The need for fire-safe cigarettes began with a tragic 1929 incident, a cigarette-ignited fire in Lowell, Massachusetts, which led U.S. Congresswoman Edith Nourse Rogers to seek safer cigarette development. Her call to action led to a pivotal moment in 1932, when the National Bureau of Standards (NBS), now known as the National Institute of Standards and Technology (NIST), embarked on a mission to develop a “self-snubbing” cigarette, a potentially life-saving innovation. The Boston Herald American covered this groundbreaking development, highlighting three years of rigorous research that led to this innovation. NBS even recommended that cigarette manufacturers embrace the idea, but, unfortunately, none did.

Making Change Happen

In 1973, the United States Congress established the Consumer Product Safety Commission (CPSC) to protect the public from hazardous products. Tobacco products were excluded from CPSC’s jurisdiction. CPSC regulated the flammability of various products, including mattresses, and worked with furniture manufacturers to establish voluntary flammability standards for upholstered furniture, which later became mandatory requirements.

In 1978, burn survivor Andrew McGuire initiated a grassroots campaign to prevent house fires caused by cigarettes, resulting in significant developments, including federal Fire-Safe Cigarette (FSC) legislation in 1979. To counteract impending legislation, the U.S. Tobacco Institute launched a fire prevention education program.

Over the years, starting from 1982, numerous lawsuits related to cigarette-ignited fires have surfaced, some resulting in significant settlements, such as a $2 million settlement for a child injured in a car fire allegedly caused by a cigarette. In 1984, the Cigarette Safety Act funded a comprehensive three-year study by NIST. This study laid the foundation for the development of a standardized flammability test method for cigarettes. Legislative activities continued at the state and federal levels, with McGuire and his colleagues tirelessly advocating for cigarette fire prevention.

The U.S. Fire Safe Cigarette Act of 1990 focused on further NIST research and the interaction between burning cigarettes and soft furnishings.
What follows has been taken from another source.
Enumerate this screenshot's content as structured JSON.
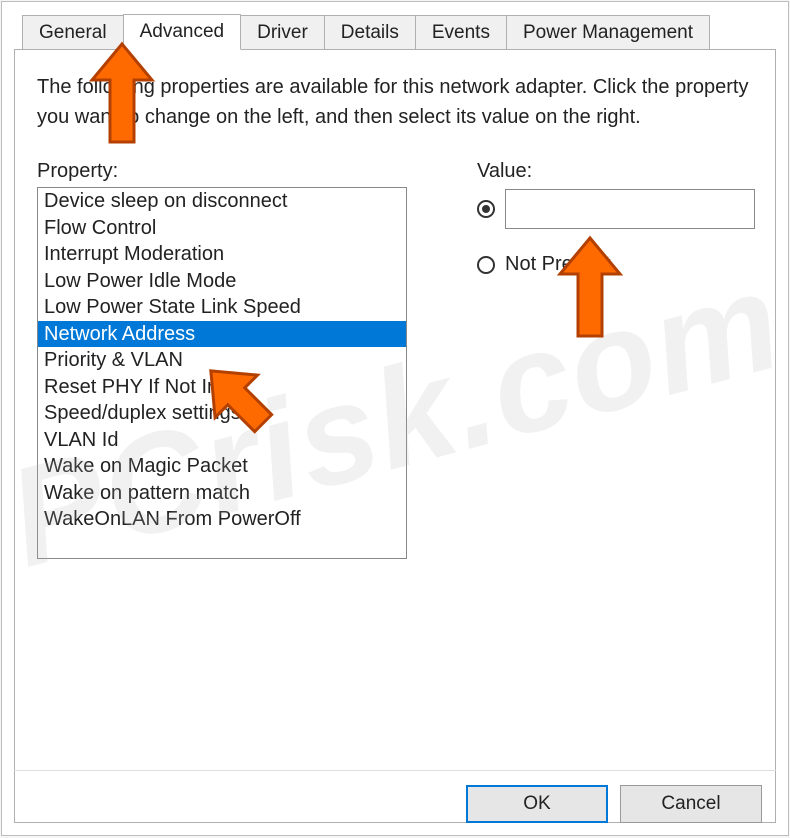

Federal efforts faced challenges due to a preference for free markets and over-regulation.

The momentum toward safer cigarettes gained traction in 2000, when New York became the first state to pass a law requiring the sale of less fire-prone cigarettes, with several other states subsequently following suit. Andrew McGuire’s campaign, combined with the support of the National Fire Protection Association, further fueled this grassroots movement.

State Mandates and the “FSC” Label

All states in the U.S. have enacted laws requiring cigarettes to adhere to fire standards for self-extinguishing when not actively being smoked. These laws rely on a prescribed laboratory test method developed by ASTM International (formerly known as the American Society for Testing and Materials). Cigarettes meeting these requirements are known as Fire Standards Compliant (FSC) cigarettes.

It’s crucial to remember:

  • FSC cigarettes are not entirely “fire-safe”; anything that burns carelessly can cause a fire.
  • They should be handled and disposed of properly, just like any other cigarette.
  • Packs of FSC cigarettes are labeled with the term “FSC” above the UPC.

Check out the second half of our FSC series to find out how McKinney can help you remain fire-safe compliant.

Additional Resources

McKinney Specialty Labs: Ignition Propensity